Create working groups that match customers with a high NPS with those with a low NPS and those with high utilization with those with low utilization. Your goal is to have happy customers reinforce the value of your product with those who might be struggling.

During this session, you can present new features or product offerings, while also sharing ways customers could be using your product further. Come prepared with a clear plan to drive a specific utilization action and ask your customer ambassadors to share a few things that reinforce that point. Including senior leaders can also add authority to your session and ensure customers feel seen by your organization.


Leverage a multi-channel approach to engage the full buying center of your account for maximum coverage. We recommend using a combination of cookie-based digital ads (to get them at home), LinkedIn ads, email signature marketing, web personalization, and outreach from your customer success teams.

Have your design team create a template that you can easily use across your digital footprint that includes the account name or logo and the Desired Business Outcome (DBO) your target account is trying to achieve. Why did they originally buy this product? What were they trying to achieve? How can you communicate your value, as it relates to a specific KPI you can hang your hat on?

Your promotional materials should be extremely goal-oriented and you should ‘surround’ your account with this type of messaging so you are tying your solution to their objectives. Include the date and time on the ad to drive additional urgency and recall.


Activate your sales and success teams by aligning their outreach with your marketing campaigns. Work with them to refine your target account lists per program and build an outbound marketing campaign that will reach every decision maker – not just the end user. While not all may attend, you will want every representative from the buying center to know your value.

We recommend leveraging the following data types to help build the content for your session and better prepare for helping at-risk customers.

  • Intent data – Are the researching competing services or brands? If so, what can you present in this session to make you stand out from your competition?
  • Engagement data – Have they seen the ads related to the business outcome you are trying to help them achieve? Are you hitting all of the right people with the right message?
  • Relationship score – Are you in regular contact with multiple parts of the buying center?
  • NPS – Are they satisfied with your services? Do they feel positively about your brand or their success manager?
  • Product usage – What features have they adopted? How many users are signed up? Is there something more success could be doing to help?


Measurement is an important and obvious part of any customer marketing program. The most important KPI to measure is churn rate. To calculate your churn rate, divide churned customers over a period of time by the number of customers you had at the start of that period.
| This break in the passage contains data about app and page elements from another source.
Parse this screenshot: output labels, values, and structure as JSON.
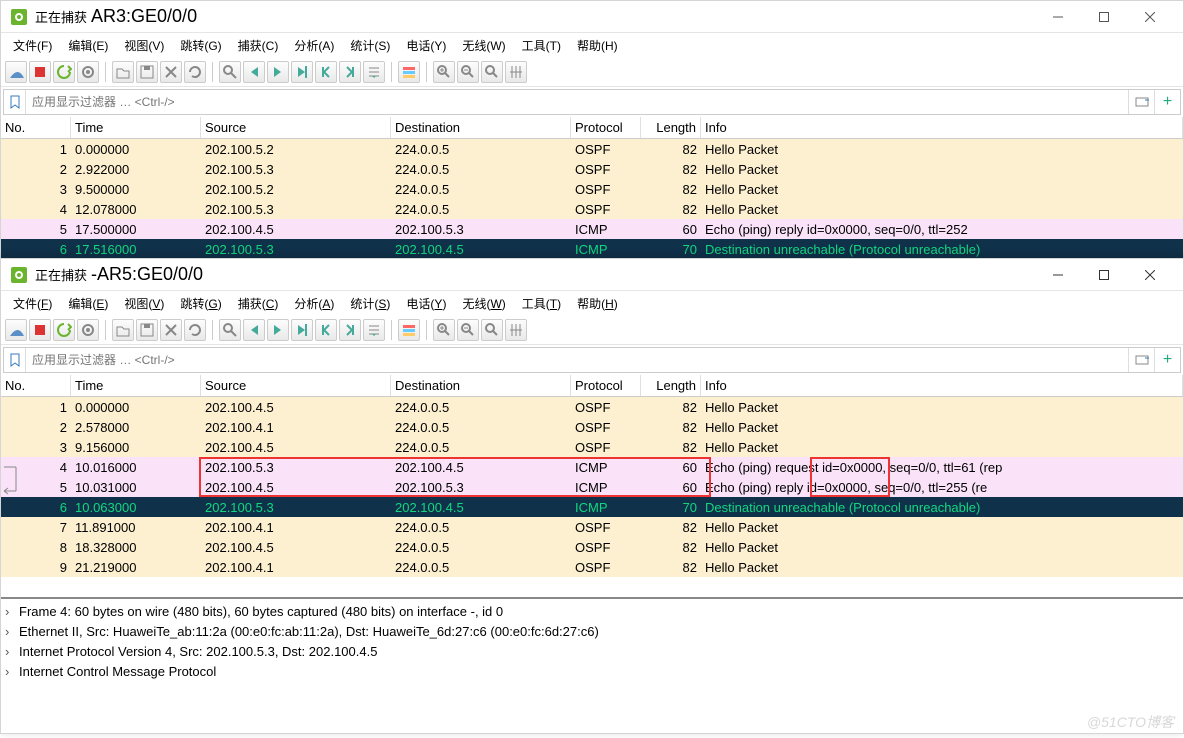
{
  "win1": {
    "cap_prefix": "正在捕获",
    "cap_title": " AR3:GE0/0/0",
    "menu": [
      "文件(F)",
      "编辑(E)",
      "视图(V)",
      "跳转(G)",
      "捕获(C)",
      "分析(A)",
      "统计(S)",
      "电话(Y)",
      "无线(W)",
      "工具(T)",
      "帮助(H)"
    ],
    "filter_ph": "应用显示过滤器 … <Ctrl-/>",
    "cols": {
      "no": "No.",
      "time": "Time",
      "src": "Source",
      "dst": "Destination",
      "proto": "Protocol",
      "len": "Length",
      "info": "Info"
    },
    "rows": [
      {
        "no": "1",
        "time": "0.000000",
        "src": "202.100.5.2",
        "dst": "224.0.0.5",
        "proto": "OSPF",
        "len": "82",
        "info": "Hello Packet",
        "cls": "r-ospf"
      },
      {
        "no": "2",
        "time": "2.922000",
        "src": "202.100.5.3",
        "dst": "224.0.0.5",
        "proto": "OSPF",
        "len": "82",
        "info": "Hello Packet",
        "cls": "r-ospf"
      },
      {
        "no": "3",
        "time": "9.500000",
        "src": "202.100.5.2",
        "dst": "224.0.0.5",
        "proto": "OSPF",
        "len": "82",
        "info": "Hello Packet",
        "cls": "r-ospf"
      },
      {
        "no": "4",
        "time": "12.078000",
        "src": "202.100.5.3",
        "dst": "224.0.0.5",
        "proto": "OSPF",
        "len": "82",
        "info": "Hello Packet",
        "cls": "r-ospf"
      },
      {
        "no": "5",
        "time": "17.500000",
        "src": "202.100.4.5",
        "dst": "202.100.5.3",
        "proto": "ICMP",
        "len": "60",
        "info": "Echo (ping) reply    id=0x0000, seq=0/0, ttl=252",
        "cls": "r-icmp"
      },
      {
        "no": "6",
        "time": "17.516000",
        "src": "202.100.5.3",
        "dst": "202.100.4.5",
        "proto": "ICMP",
        "len": "70",
        "info": "Destination unreachable (Protocol unreachable)",
        "cls": "r-sel"
      }
    ]
  },
  "win2": {
    "cap_prefix": "正在捕获",
    "cap_title": " -AR5:GE0/0/0",
    "menu": [
      "文件(F)",
      "编辑(E)",
      "视图(V)",
      "跳转(G)",
      "捕获(C)",
      "分析(A)",
      "统计(S)",
      "电话(Y)",
      "无线(W)",
      "工具(T)",
      "帮助(H)"
    ],
    "filter_ph": "应用显示过滤器 … <Ctrl-/>",
    "cols": {
      "no": "No.",
      "time": "Time",
      "src": "Source",
      "dst": "Destination",
      "proto": "Protocol",
      "len": "Length",
      "info": "Info"
    },
    "rows": [
      {
        "no": "1",
        "time": "0.000000",
        "src": "202.100.4.5",
        "dst": "224.0.0.5",
        "proto": "OSPF",
        "len": "82",
        "info": "Hello Packet",
        "cls": "r-ospf"
      },
      {
        "no": "2",
        "time": "2.578000",
        "src": "202.100.4.1",
        "dst": "224.0.0.5",
        "proto": "OSPF",
        "len": "82",
        "info": "Hello Packet",
        "cls": "r-ospf"
      },
      {
        "no": "3",
        "time": "9.156000",
        "src": "202.100.4.5",
        "dst": "224.0.0.5",
        "proto": "OSPF",
        "len": "82",
        "info": "Hello Packet",
        "cls": "r-ospf"
      },
      {
        "no": "4",
        "time": "10.016000",
        "src": "202.100.5.3",
        "dst": "202.100.4.5",
        "proto": "ICMP",
        "len": "60",
        "info": "Echo (ping) request  id=0x0000, seq=0/0, ttl=61 (rep",
        "cls": "r-icmp"
      },
      {
        "no": "5",
        "time": "10.031000",
        "src": "202.100.4.5",
        "dst": "202.100.5.3",
        "proto": "ICMP",
        "len": "60",
        "info": "Echo (ping) reply    id=0x0000, seq=0/0, ttl=255 (re",
        "cls": "r-icmp"
      },
      {
        "no": "6",
        "time": "10.063000",
        "src": "202.100.5.3",
        "dst": "202.100.4.5",
        "proto": "ICMP",
        "len": "70",
        "info": "Destination unreachable (Protocol unreachable)",
        "cls": "r-sel"
      },
      {
        "no": "7",
        "time": "11.891000",
        "src": "202.100.4.1",
        "dst": "224.0.0.5",
        "proto": "OSPF",
        "len": "82",
        "info": "Hello Packet",
        "cls": "r-ospf"
      },
      {
        "no": "8",
        "time": "18.328000",
        "src": "202.100.4.5",
        "dst": "224.0.0.5",
        "proto": "OSPF",
        "len": "82",
        "info": "Hello Packet",
        "cls": "r-ospf"
      },
      {
        "no": "9",
        "time": "21.219000",
        "src": "202.100.4.1",
        "dst": "224.0.0.5",
        "proto": "OSPF",
        "len": "82",
        "info": "Hello Packet",
        "cls": "r-ospf"
      }
    ],
    "details": [
      "Frame 4: 60 bytes on wire (480 bits), 60 bytes captured (480 bits) on interface -, id 0",
      "Ethernet II, Src: HuaweiTe_ab:11:2a (00:e0:fc:ab:11:2a), Dst: HuaweiTe_6d:27:c6 (00:e0:fc:6d:27:c6)",
      "Internet Protocol Version 4, Src: 202.100.5.3, Dst: 202.100.4.5",
      "Internet Control Message Protocol"
    ]
  },
  "watermark": "@51CTO博客",
  "hl_words": {
    "request": "request",
    "reply": "reply"
  }
}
Compare this average to an average based on customers who have attended these sessions. Use this as your benchmark each quarter as you build out new customer marketing programs.

Other KPIs to consider:

  • Product utilization – you’ll want both to improve usage rates and adoption of certain features which may be housed separately in a product utilization solution like Pendo or MixPanel.
  • Relationship score – this is how we measure penetration into the buying center. You will also want multiple end users who understand the value of your product.
  • Revenue – the most important KPI to track of all. Recurring revenue (and Customer Lifetime Value) should grow year over year.

As we “talk this talk” we’re also making sure we “walk the walk” ourselves. That’s the whole idea behind this blog series and sharing specific plays we run for each stage of our own account-based marketing strategy. Stay tuned for our next topic in this series: customer expansion.

Until then, check out our recent ebook about customer retention trends and how they relate to ABM.